=== WORK ORDER ===
In the records, each line holding "arrow" must be reported.

=== DATA PROVIDED ===
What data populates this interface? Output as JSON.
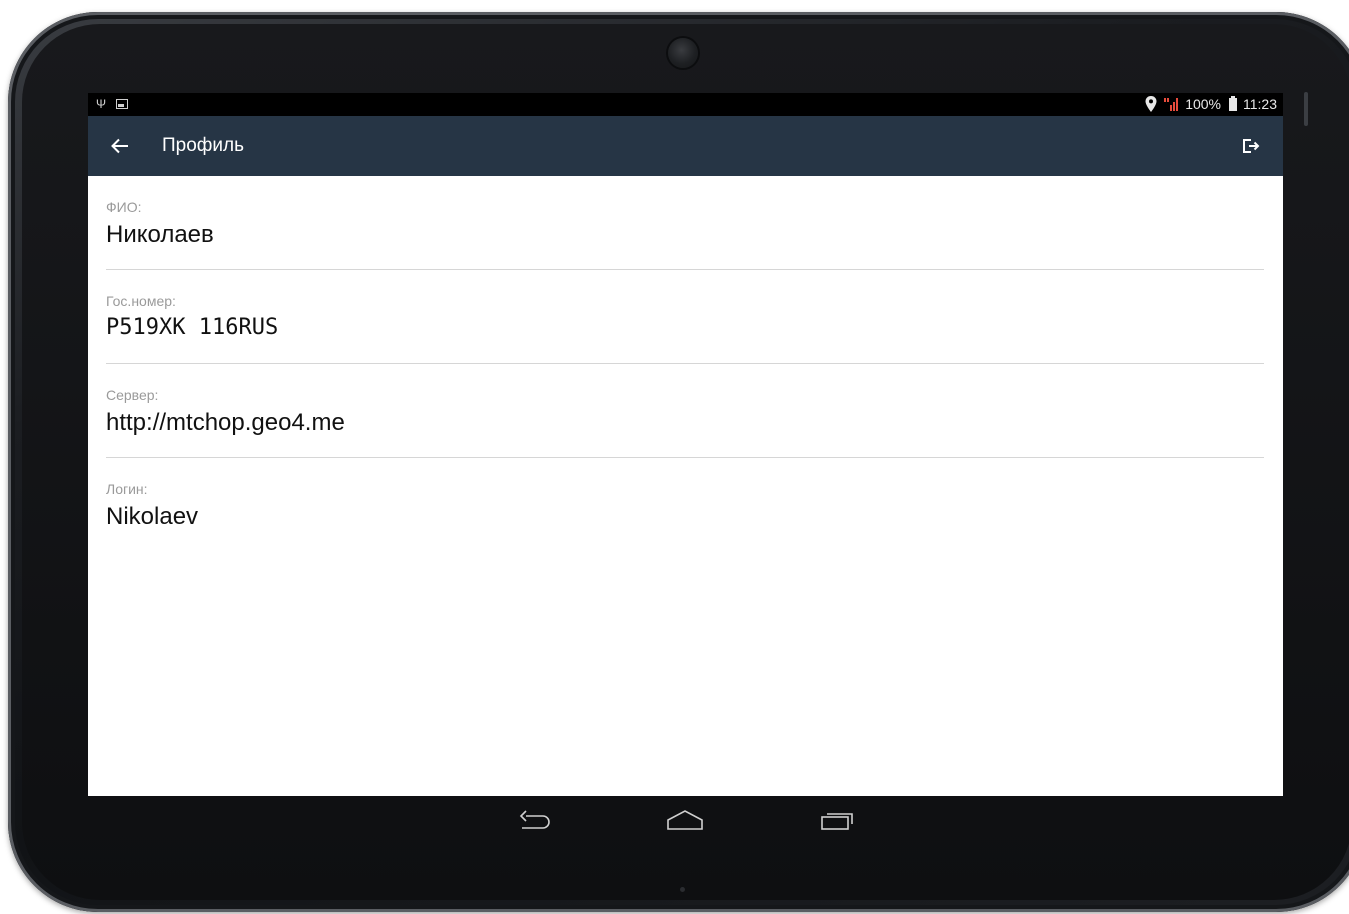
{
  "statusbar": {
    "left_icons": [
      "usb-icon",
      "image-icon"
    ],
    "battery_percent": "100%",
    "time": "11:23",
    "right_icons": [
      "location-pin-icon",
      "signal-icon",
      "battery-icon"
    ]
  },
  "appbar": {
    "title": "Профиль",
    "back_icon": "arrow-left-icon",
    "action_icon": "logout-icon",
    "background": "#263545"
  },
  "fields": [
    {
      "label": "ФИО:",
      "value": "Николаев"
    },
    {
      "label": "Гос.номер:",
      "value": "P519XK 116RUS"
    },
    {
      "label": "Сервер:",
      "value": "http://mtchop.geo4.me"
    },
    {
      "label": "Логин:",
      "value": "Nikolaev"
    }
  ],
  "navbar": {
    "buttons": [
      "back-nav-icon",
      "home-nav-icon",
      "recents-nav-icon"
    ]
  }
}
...
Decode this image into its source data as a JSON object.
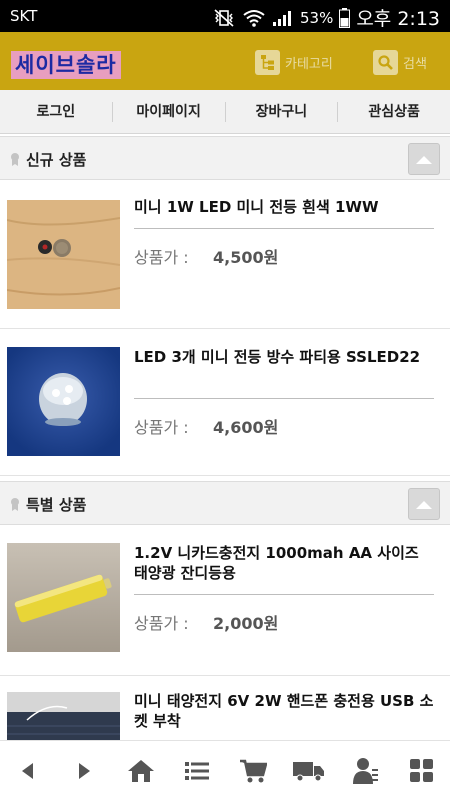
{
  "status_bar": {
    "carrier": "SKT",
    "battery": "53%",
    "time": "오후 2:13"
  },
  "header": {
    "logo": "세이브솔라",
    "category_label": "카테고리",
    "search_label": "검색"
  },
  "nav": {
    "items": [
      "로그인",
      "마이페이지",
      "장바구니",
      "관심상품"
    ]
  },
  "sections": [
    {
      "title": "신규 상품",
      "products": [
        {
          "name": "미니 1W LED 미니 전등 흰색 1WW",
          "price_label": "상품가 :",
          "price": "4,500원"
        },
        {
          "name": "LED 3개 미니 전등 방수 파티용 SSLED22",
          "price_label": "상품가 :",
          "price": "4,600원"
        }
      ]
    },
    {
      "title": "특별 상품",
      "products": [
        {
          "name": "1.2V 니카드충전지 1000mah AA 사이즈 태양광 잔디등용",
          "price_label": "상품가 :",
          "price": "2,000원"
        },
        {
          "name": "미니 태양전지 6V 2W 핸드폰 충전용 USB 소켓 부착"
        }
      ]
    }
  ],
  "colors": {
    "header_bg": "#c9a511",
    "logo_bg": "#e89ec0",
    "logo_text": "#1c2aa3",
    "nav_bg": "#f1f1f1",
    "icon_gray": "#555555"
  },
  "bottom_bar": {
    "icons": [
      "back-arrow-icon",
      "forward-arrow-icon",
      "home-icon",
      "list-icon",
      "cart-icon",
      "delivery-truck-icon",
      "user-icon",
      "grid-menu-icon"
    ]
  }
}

=== OUTPUT OF THE EXERCISE ===
    "back_icon": "arrow-left-icon",
      "back-arrow-icon",
      "forward-arrow-icon",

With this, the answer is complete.